The management of dyspepsia remains controversial, although the most recent U.S. guidelines continue to recommend Helicobacter pylori test-and-treat over prompt endoscopy in patients without alarm features (1, 2). Ford and colleagues provide the first individual patient data meta-analysis of 5 management trials (2 of which remain unpublished in full). Using individual patient data removed the issue of heterogeneity that confounds the interpretation of many meta-analyses. The results robustly support a test-and-treat strategy in terms of cost-effectiveness, even though the cost for endoscopy used in the model was low ($450). It seems that fewer endoscopies in the test-and-treat group and increased proton-pump inhibitor consumption in the prompt endoscopy group may drive the cost differences. While willingness to pay to become free of dyspepsia is arguably an artificial construct, in terms of combining data this represents a clinically interpretable endpoint.

It is notable that the rate of symptom resolution was significantly greater in the endoscopy group than in the test-and-treat group, although the difference was small and arguably not clinically relevant. However, it is unclear why endoscopy should have any additional benefit. A weakness is that U.S. cost data were applied, but none of the studies were done in the United States.

The H. pylori test-and-treat strategy was equally good in those with predominant epigastric pain or heartburn, suggesting that distinguishing management of dyspepsia from gastroesophageal reflux disease may be somewhat artificial (3). While this analysis cannot capture other dimensions of prompt endoscopy that may be of value, including reassurance to patient and physician, overall, test-and-treat should remain the standard of care for management of uninvestigated dyspepsia.

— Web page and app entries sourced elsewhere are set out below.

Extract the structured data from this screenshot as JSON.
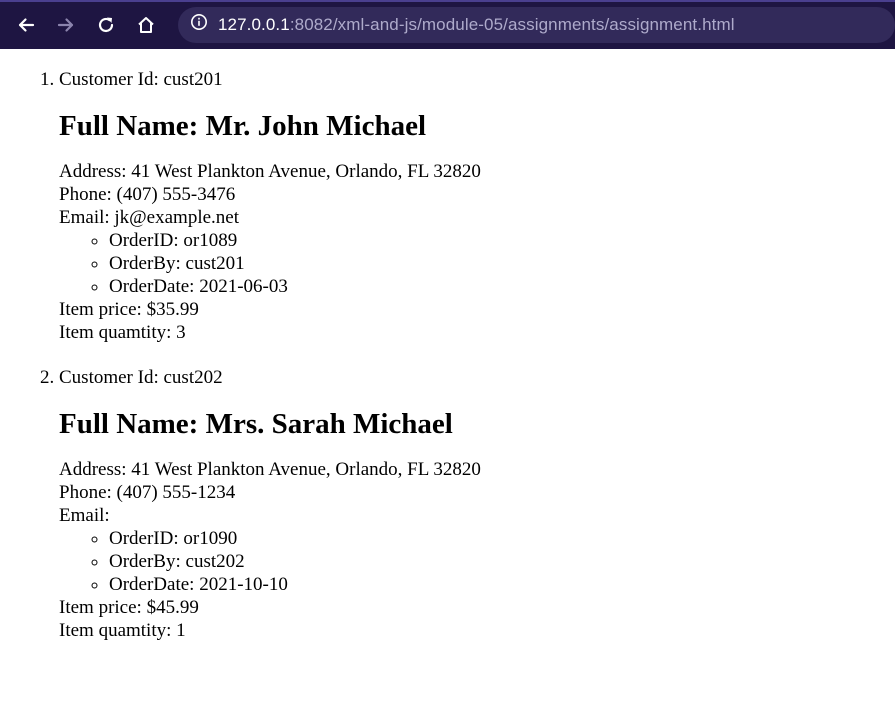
{
  "browser": {
    "url_host": "127.0.0.1",
    "url_rest": ":8082/xml-and-js/module-05/assignments/assignment.html",
    "icons": [
      "back-arrow-icon",
      "forward-arrow-icon",
      "reload-icon",
      "home-icon",
      "info-icon"
    ]
  },
  "customers": [
    {
      "customer_id": "Customer Id: cust201",
      "full_name": "Full Name: Mr. John Michael",
      "address": "Address: 41 West Plankton Avenue, Orlando, FL 32820",
      "phone": "Phone: (407) 555-3476",
      "email": "Email: jk@example.net",
      "orders": [
        "OrderID: or1089",
        "OrderBy: cust201",
        "OrderDate: 2021-06-03"
      ],
      "item_price": "Item price: $35.99",
      "item_quantity": "Item quamtity: 3"
    },
    {
      "customer_id": "Customer Id: cust202",
      "full_name": "Full Name: Mrs. Sarah Michael",
      "address": "Address: 41 West Plankton Avenue, Orlando, FL 32820",
      "phone": "Phone: (407) 555-1234",
      "email": "Email:",
      "orders": [
        "OrderID: or1090",
        "OrderBy: cust202",
        "OrderDate: 2021-10-10"
      ],
      "item_price": "Item price: $45.99",
      "item_quantity": "Item quamtity: 1"
    }
  ]
}
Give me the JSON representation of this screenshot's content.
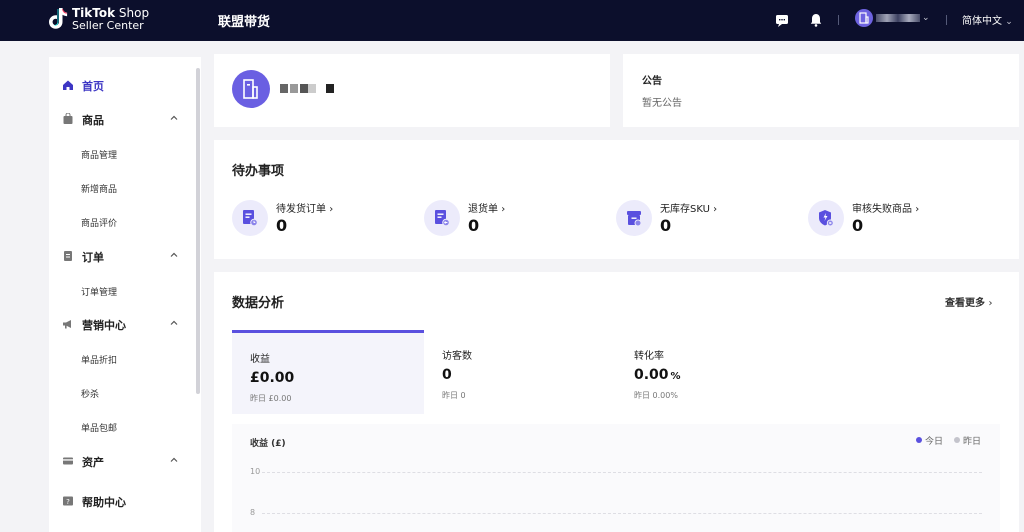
{
  "topbar": {
    "logo_line1_bold": "TikTok",
    "logo_line1_rest": " Shop",
    "logo_line2": "Seller Center",
    "title": "联盟带货",
    "language": "简体中文",
    "icons": [
      "chat-icon",
      "bell-icon",
      "user-avatar",
      "chevron-down-icon"
    ]
  },
  "sidebar": {
    "items": [
      {
        "label": "首页",
        "icon": "home-icon",
        "active": true
      },
      {
        "label": "商品",
        "icon": "bag-icon",
        "expanded": true,
        "children": [
          "商品管理",
          "新增商品",
          "商品评价"
        ]
      },
      {
        "label": "订单",
        "icon": "order-icon",
        "expanded": true,
        "children": [
          "订单管理"
        ]
      },
      {
        "label": "营销中心",
        "icon": "megaphone-icon",
        "expanded": true,
        "children": [
          "单品折扣",
          "秒杀",
          "单品包邮"
        ]
      },
      {
        "label": "资产",
        "icon": "card-icon",
        "expanded": true,
        "children": []
      },
      {
        "label": "帮助中心",
        "icon": "help-icon",
        "children": []
      }
    ]
  },
  "announcement": {
    "title": "公告",
    "text": "暂无公告"
  },
  "todo": {
    "title": "待办事项",
    "items": [
      {
        "label": "待发货订单",
        "value": "0",
        "icon": "pending-shipment-icon"
      },
      {
        "label": "退货单",
        "value": "0",
        "icon": "return-icon"
      },
      {
        "label": "无库存SKU",
        "value": "0",
        "icon": "out-of-stock-icon"
      },
      {
        "label": "审核失败商品",
        "value": "0",
        "icon": "review-failed-icon"
      }
    ]
  },
  "analytics": {
    "title": "数据分析",
    "more_label": "查看更多",
    "metrics": [
      {
        "label": "收益",
        "value": "£0.00",
        "unit": "",
        "prev": "昨日 £0.00",
        "selected": true
      },
      {
        "label": "访客数",
        "value": "0",
        "unit": "",
        "prev": "昨日 0",
        "selected": false
      },
      {
        "label": "转化率",
        "value": "0.00",
        "unit": "%",
        "prev": "昨日 0.00%",
        "selected": false
      }
    ],
    "chart": {
      "title": "收益 (£)",
      "legend": [
        {
          "label": "今日",
          "color": "#5a50df"
        },
        {
          "label": "昨日",
          "color": "#c4c4cc"
        }
      ],
      "y_ticks": [
        "10",
        "8"
      ]
    }
  },
  "colors": {
    "brand": "#5a50df",
    "topbar": "#0c0f2c",
    "active_nav": "#3d36c4"
  }
}
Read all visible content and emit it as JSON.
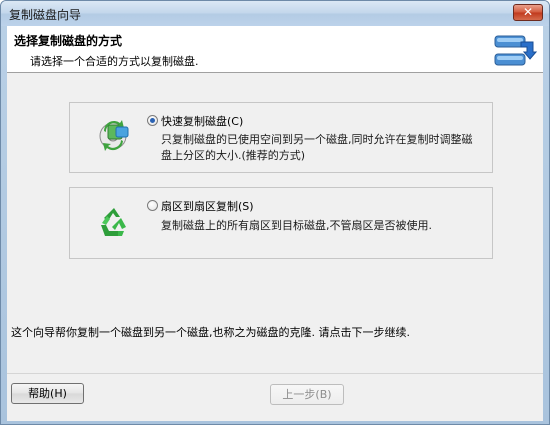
{
  "window": {
    "title": "复制磁盘向导",
    "close_label": "✕"
  },
  "header": {
    "title": "选择复制磁盘的方式",
    "subtitle": "请选择一个合适的方式以复制磁盘."
  },
  "options": [
    {
      "label": "快速复制磁盘(C)",
      "selected": true,
      "description": "只复制磁盘的已使用空间到另一个磁盘,同时允许在复制时调整磁盘上分区的大小.(推荐的方式)",
      "icon": "disk-copy-icon"
    },
    {
      "label": "扇区到扇区复制(S)",
      "selected": false,
      "description": "复制磁盘上的所有扇区到目标磁盘,不管扇区是否被使用.",
      "icon": "recycle-icon"
    }
  ],
  "info_text": "这个向导帮你复制一个磁盘到另一个磁盘,也称之为磁盘的克隆. 请点击下一步继续.",
  "footer": {
    "help_label": "帮助(H)",
    "prev_label": "上一步(B)"
  },
  "colors": {
    "radio_selected": "#2a62b3",
    "titlebar": "#c2d6eb",
    "close": "#c0391d"
  }
}
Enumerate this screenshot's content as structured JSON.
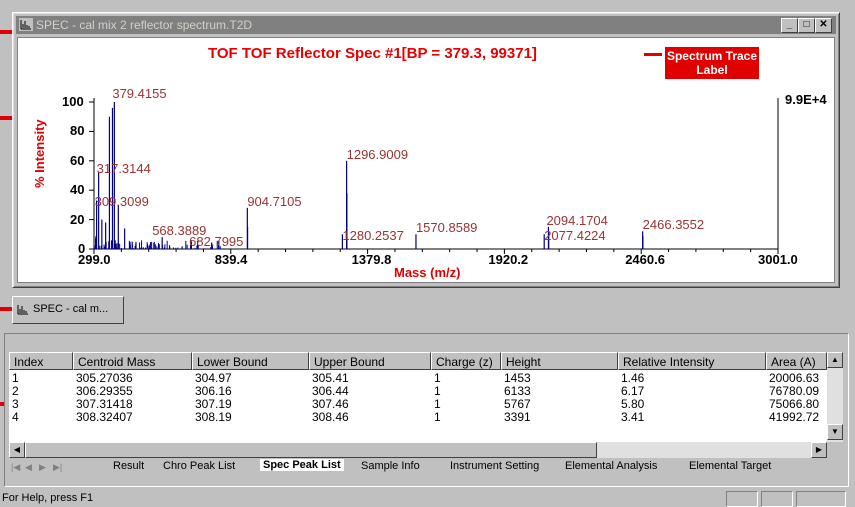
{
  "window": {
    "title": "SPEC - cal mix 2 reflector spectrum.T2D",
    "min": "_",
    "max": "□",
    "close": "✕"
  },
  "plot": {
    "spectrum_title": "TOF TOF Reflector Spec #1[BP = 379.3, 99371]",
    "callout": "Spectrum Trace Label",
    "y_max_label": "9.9E+4",
    "ylabel": "% Intensity",
    "xlabel": "Mass (m/z)"
  },
  "chart_data": {
    "type": "line",
    "xlabel": "Mass (m/z)",
    "ylabel": "% Intensity",
    "xlim": [
      299.0,
      3001.0
    ],
    "ylim": [
      0,
      100
    ],
    "x_ticks": [
      "299.0",
      "839.4",
      "1379.8",
      "1920.2",
      "2460.6",
      "3001.0"
    ],
    "y_ticks": [
      "0",
      "20",
      "40",
      "60",
      "80",
      "100"
    ],
    "peaks": [
      {
        "mz": 305.27,
        "y": 7
      },
      {
        "mz": 306.29,
        "y": 8
      },
      {
        "mz": 307.31,
        "y": 9
      },
      {
        "mz": 308.32,
        "y": 6
      },
      {
        "mz": 309.31,
        "y": 33
      },
      {
        "mz": 317.31,
        "y": 52
      },
      {
        "mz": 330,
        "y": 20
      },
      {
        "mz": 345,
        "y": 18
      },
      {
        "mz": 360,
        "y": 90
      },
      {
        "mz": 372,
        "y": 96
      },
      {
        "mz": 379.42,
        "y": 100
      },
      {
        "mz": 395,
        "y": 30
      },
      {
        "mz": 420,
        "y": 14
      },
      {
        "mz": 450,
        "y": 5
      },
      {
        "mz": 568.39,
        "y": 8
      },
      {
        "mz": 682.8,
        "y": 6
      },
      {
        "mz": 904.71,
        "y": 28
      },
      {
        "mz": 905.71,
        "y": 15
      },
      {
        "mz": 1280.25,
        "y": 10
      },
      {
        "mz": 1296.9,
        "y": 60
      },
      {
        "mz": 1297.9,
        "y": 38
      },
      {
        "mz": 1570.86,
        "y": 10
      },
      {
        "mz": 2077.42,
        "y": 10
      },
      {
        "mz": 2094.17,
        "y": 15
      },
      {
        "mz": 2095.17,
        "y": 11
      },
      {
        "mz": 2466.36,
        "y": 12
      },
      {
        "mz": 2467.36,
        "y": 9
      }
    ],
    "peak_labels": [
      {
        "text": "379.4155",
        "mz": 379.4155,
        "y": 100
      },
      {
        "text": "317.3144",
        "mz": 317.3144,
        "y": 52
      },
      {
        "text": "309.3099",
        "mz": 309.3099,
        "y": 33
      },
      {
        "text": "568.3889",
        "mz": 568.3889,
        "y": 8
      },
      {
        "text": "904.7105",
        "mz": 904.7105,
        "y": 28
      },
      {
        "text": "682.7995",
        "mz": 682.7995,
        "y": 6
      },
      {
        "text": "1296.9009",
        "mz": 1296.9009,
        "y": 60
      },
      {
        "text": "1280.2537",
        "mz": 1280.2537,
        "y": 10
      },
      {
        "text": "1570.8589",
        "mz": 1570.8589,
        "y": 10
      },
      {
        "text": "2094.1704",
        "mz": 2094.1704,
        "y": 15
      },
      {
        "text": "2077.4224",
        "mz": 2077.4224,
        "y": 10
      },
      {
        "text": "2466.3552",
        "mz": 2466.3552,
        "y": 12
      }
    ]
  },
  "minimized_tab": {
    "label": "SPEC - cal m..."
  },
  "table": {
    "columns": [
      "Index",
      "Centroid Mass",
      "Lower Bound",
      "Upper Bound",
      "Charge (z)",
      "Height",
      "Relative Intensity",
      "Area (A)"
    ],
    "rows": [
      [
        "1",
        "305.27036",
        "304.97",
        "305.41",
        "1",
        "1453",
        "1.46",
        "20006.63"
      ],
      [
        "2",
        "306.29355",
        "306.16",
        "306.44",
        "1",
        "6133",
        "6.17",
        "76780.09"
      ],
      [
        "3",
        "307.31418",
        "307.19",
        "307.46",
        "1",
        "5767",
        "5.80",
        "75066.80"
      ],
      [
        "4",
        "308.32407",
        "308.19",
        "308.46",
        "1",
        "3391",
        "3.41",
        "41992.72"
      ]
    ]
  },
  "tabs": [
    "Result",
    "Chro Peak List",
    "Spec Peak List",
    "Sample Info",
    "Instrument Setting",
    "Elemental Analysis",
    "Elemental Target"
  ],
  "active_tab": "Spec Peak List",
  "status": {
    "text": "For Help, press F1"
  },
  "colors": {
    "accent": "#e00000",
    "trace": "#000080",
    "label": "#993333"
  }
}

Nicholas J. Talley, MD, PhD
Mayo Clinic
Rochester, Minnesota, USA


1. Talley NJ, Moayyedi P, Vakil N. AGA Technical Review: evaluation of dyspepsia. Gastroenterology. 2005 (in press).

2. Talley NJ, Vakil N. Guidelines for the management of dyspepsia. Am J Gastroenterol. 2005;100:2324-37. [PubMed ID: 16181387]

3. DeVault KR, Castell DO. Updated guidelines for the diagnosis and treatment of gastroesophageal reflux disease. Am J Gastroenterol. 2005;100:190-200. [PubMed ID: 15654800]